For many writers, drafting is the easier part. Revising can seem daunting to the extreme. Once you’ve got the words on the page, how do you actually go about editing them to achieve the vision you had in your head when you started out?
This post is here to help the uncertain reviser to set themselves up for success. Read on for 5 tips and tricks on how to revise your completed draft!
1. Do A Soft Run
My personal practice is to wait a day or so, then do a soft run on revising. This is where I edit mostly for spelling, grammar, etc. and to get the feel of the story as a now-complete whole so I can find where the minute issues are as well as the larger ones. I will say that a soft run does not work for everybody. Some writers need to shelve their work for much longer than a few days before they’re ready to tackle it again. If you feel ready for a soft run after a few days, go for it! If not, that’s fine. You can skip straight to Step 2!
2. Go In With A Game Plan
Before you start really tackling the nitty-gritty of revising, do some footwork. Take time to think about what rubbed you wrong in the first draft. Take notes on what needs to be reworked: maybe the pacing was wonky, characterization was inconsistent, the beginning was great but the middle sagged, or there were plot holes. The soft run can help with this if you’re willing to take notes on what stands out as problematic as you read. Be honest with yourself, because the revising process only works if we’re honest about what needs work – and that means not blasting your draft as a failure, either. Be focused, professional, and honest about what DOES work as well as what DOESN’T – you’ll need the things that do work to create the skeleton of the eventual final draft on which all the sinew of revision must hang. Then develop your strategy for tackling what doesn’t work from there!
Example: When editing BEAST, My Nemesis, I ended up with 145k words after adjusting the ending. I decided I wanted it closer to 120k. This allowed me to look very closely at what I was willing to cut when I actually got into the trenches with it, tightening the story’s flow MUCH better.
3. Pace Yourself
Especially when doing first round revisions, I always encourage writers to take their time. Block out enough space that you don’t have to rush through your edits. It is so easy to let a problematic portions of the story slide simply because letting it go is easier than doing the hard work, and being overtired, on a time crunch, or trying to do too much revising in one chunk can all contribute to this slippery ease. As much as possible, try to set aside enough time for revisions that you can tackle anything that arises, no matter how difficult it is.
4. Prepare to Kill Your Darlings
This is a much-loved phrase in the writing community and I don’t think it stands as true anywhere as in revising. A huge chunk of the revision process in my experience is going in with the mindset that you will cut lines, paragraphs, dialogue exchanges, and in extreme cases even whole plots, subplots, or characters as you continue to whittle your story into the best version of itself. This part HURTS, but if you’ve taken an honest assessment of your story, decided what works and what doesn’t, and are willing to do the hard work, this phase can even be fun – like carving a sculpture, it allows you to see the finished product emerging in greater detail from the superfluous early-draft padding.

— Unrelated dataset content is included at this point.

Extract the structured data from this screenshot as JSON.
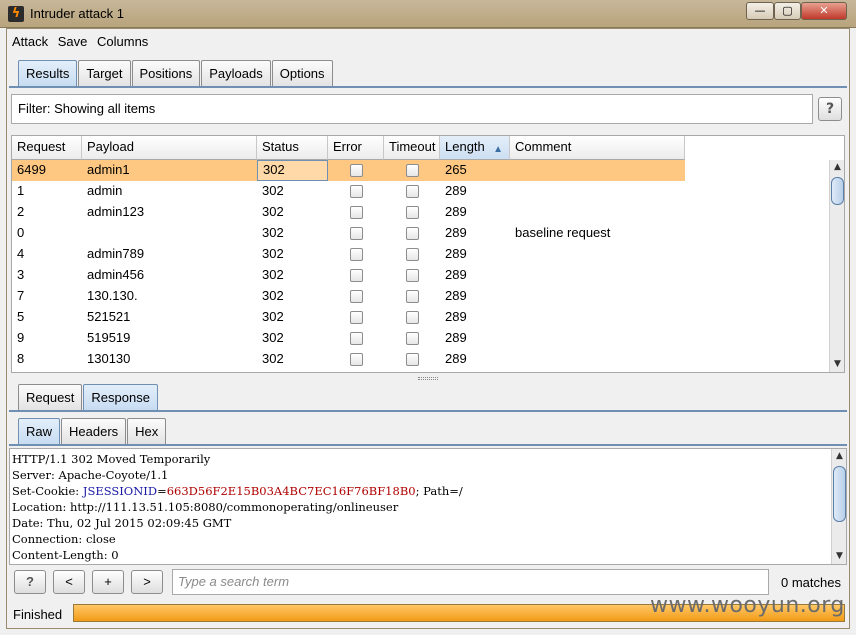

5. Step Back. For A WHILE
Your ability to truly embrace this step is going to depend on two things: where you are in any sort of publication process and how great your willpower is. 😉 Using myself as an example, I wrote and edited my series Tales from the Prospects (of which Beast is Book 4) in about 5 months. Then I spent a couple more months soft-run revising all five books. Then I read it with my mother, who is my primary sounding board. After all that time, I knew there were huge problems with the story, but I couldn’t really see the forest for the trees at that point. I had a vague sense of what didn’t work but not a clear vision of how to fix it. I was still too weary from the drafting and too attached to certain parts of the story as they were.
So I stepped away, for almost two years. I just let that baby rest and didn’t even touch it. It wasn’t until this summer that I finally got the courage to open the draft, and I was shocked, absolutely shocked at how clear the solutions to all those daunting problems had become. By combining all the steps in this revision process, I was able to polish up a draft that’s now ready to go to my CP this fall. The story has shed some plot twists, some favorite scenarios and dialogue I was in love with…but it’s a story that finally makes sense. Something I’m actually proud of.
Not everyone has two years to spare for a draft, especially if you’re on a publisher’s deadline (this is why I tend to draft an entire series before I even consider publication or pitching, but that’s a story for another post). The key to this step isn’t some magical length of time, but simply to put distance, time, thought, and even other projects between you and your current story before you do a hard round of revisions. Approaching it with a fresh eye and a mind that’s not so attached to the first draft and your favorite parts of it can do absolute wonders for the process of sculpting the story you’re truly after.
Got any revision tips for your fellow writers? Leave a comment on this post and spread the love!